As we near the start of IPM 2017 on Feb. 1st, submissions are arriving and I’m getting excited about presenting them to our readers. I was thinking about communication networks, social networks and neural networks. While looking for images of neural-network maps, I ended up with a bit of a headache from trying to understand what is and isn’t understood about how these cells function in the brain. It turns out there are hundreds of different types of neuronal network maps. I finally settled on one that reminded me of a Gustav Klimt painting – it’s from the sound-processing area of a mouse brain.

A two-photon microscopy image showing a calcium sensor (green), the nuclei of neurons (red) and supporting cells called astrocytes (magenta). Credit: John Issa/Johns Hopkins Medicine
Credit: John Issa/Johns Hopkins Medicine

The number of neurons in the human brain is enormous, estimates vary from 86 to 100 billion, but the truly fascinating thing is that each person has an individual ‘neural map’ that develops over time, formed and annotated by personal experience and varied input. One of the many jobs these networks do from the very beginning is process language – expanding our ability to express ourselves and to understand one another. One of the tools we use to achieve this result is the word; but words must be set within a structure to be understood. Some languages are now unreadable – such as those of the ancient Indus Valley civilizations: the words and their supporting structure are there to be read but, frustratingly, we can no longer decode them. As I mentioned in my previous post, others, such as the Sumerian and Akkadian of the Gilgamesh epic, are thankfully still communicating across the millennia despite the challenges of decoding them.


As this makes clear, despite its power, language is limited – it needs not only a transmitter but also a receiver. As Andrea Moro points out in his book I Speak, Therefore I Am: Seventeen Thoughts About Language:

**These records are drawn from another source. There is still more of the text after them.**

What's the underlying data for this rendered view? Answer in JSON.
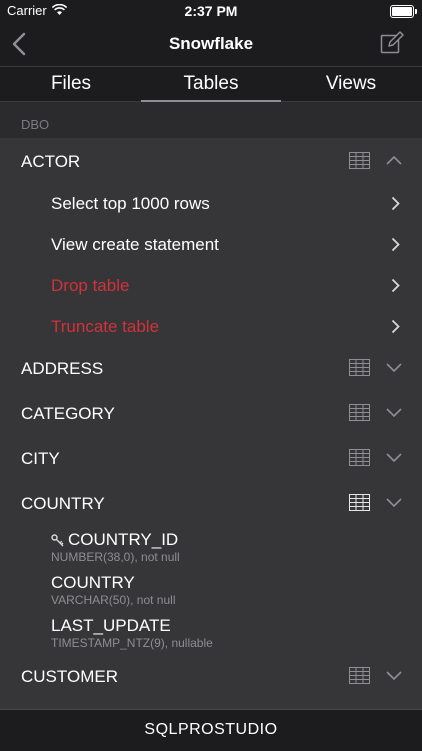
{
  "status": {
    "carrier": "Carrier",
    "time": "2:37 PM"
  },
  "nav": {
    "title": "Snowflake"
  },
  "segments": [
    "Files",
    "Tables",
    "Views"
  ],
  "schema": "DBO",
  "tables": {
    "actor": "ACTOR",
    "address": "ADDRESS",
    "category": "CATEGORY",
    "city": "CITY",
    "country": "COUNTRY",
    "customer": "CUSTOMER"
  },
  "actions": {
    "select_top": "Select top 1000 rows",
    "view_create": "View create statement",
    "drop_table": "Drop table",
    "truncate_table": "Truncate table"
  },
  "columns": [
    {
      "name": "COUNTRY_ID",
      "type": "NUMBER(38,0), not null",
      "primary_key": true
    },
    {
      "name": "COUNTRY",
      "type": "VARCHAR(50), not null"
    },
    {
      "name": "LAST_UPDATE",
      "type": "TIMESTAMP_NTZ(9), nullable"
    }
  ],
  "footer": "SQLPROSTUDIO",
  "colors": {
    "destructive": "#d0323a",
    "background": "#2b2b2d",
    "panel": "#363638"
  }
}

“We don’t actually see light, we only see its effects on objects. We know it exists because it is partly reflected by the things it encounters, thereby making visible what would otherwise be invisible. In this way nothing, illuminated by another nothing, becomes, for us, something. Words and sentences work in the same way: they have no content of their own, but if they encounter someone who listens they become something.”

Submissions are still open, so if you’re a poet please send your work to be considered. If you’re a reader – get ready to illuminate with your gaze the upcoming 28 poems and transform them into the splendid ‘somethings’ they were meant to be.